- Tool-specific Automations are productized automations for frequent workflows. One example would be invoice conversion (pdf doc from email > creation of entry in accounting system).
Systems/processes need to be revisited on a regular basis, since they are usually a fix for the issue at hand. We do think about scalability and ‘future-proofness’ of fixes but we are also aware that most likely an updated will be needed once complexity increases.
We usually did not put solutions in place for challenges, which might or might not happen in the future. It’s ‘work in progress’. 🚧
Many have written about tooling for remote companies, hence I’ll leave you with a visual of our setup through most of the years:
We have experimented with various meeting cadences and compositions and have arrived at the following:
Written communication is our default. Whether it's via slack, JIRA, google docs, etc it allows for transparency, asynchronous communication, and the creation of reusable assets.
Weekly Dept Sync
Regular department/team check-in (can be more frequent depending on team/type of work)

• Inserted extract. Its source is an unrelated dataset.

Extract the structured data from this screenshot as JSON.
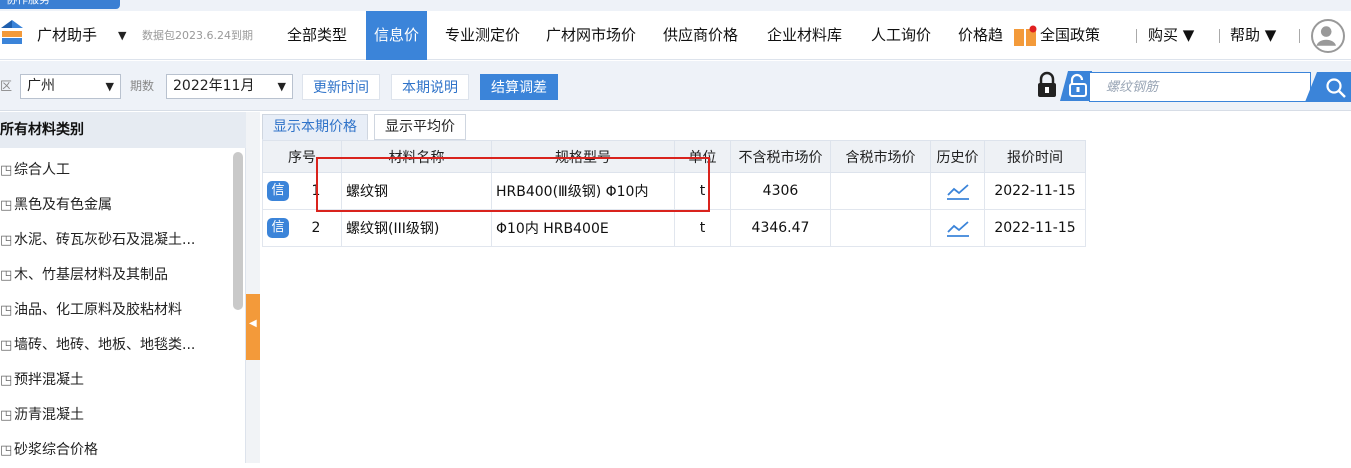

Colleague sync for management of direct reports and project-based collaboration (also cross-functional when needed)
Bi-weekly All-Team Sync
All-team call primarily focused on giving face-time with the rest of the team.
During this call each person answers 4 questions:
- How do I feel?
- My biggest positive?
- My biggest negative?
- What is my one wish?
After everyone is done with their answers (usually 1min max per person) our team/department Leads give a high-level overview of what has been done in the past two weeks and what is planned for the next week.
Eng/Dev/Prod meet in person to work on roadmap planning or focused feature development. Usually we change cities (previously: Washington D.C.; Jersey City; Warsaw; Berlin; Barcelona) but try to optimize for easy travel arrangement.
* Optional syncs are added when/where needed
There are many awesome companies and individuals who have shared their learnings experience. We have used many of these resources to inform our own setup.
- Andreas Klinger
- GitLab’s Guide to All-Remote
- GitLab's Company Handbook
- Written communication is remote work super power
“Adapt what is useful, reject what is useless, and add what is specifically your own.” – Bruce Lee
Get in touch if you have feedback/input/different experience/etc.
Also, we’re hiring across all teams. 🚀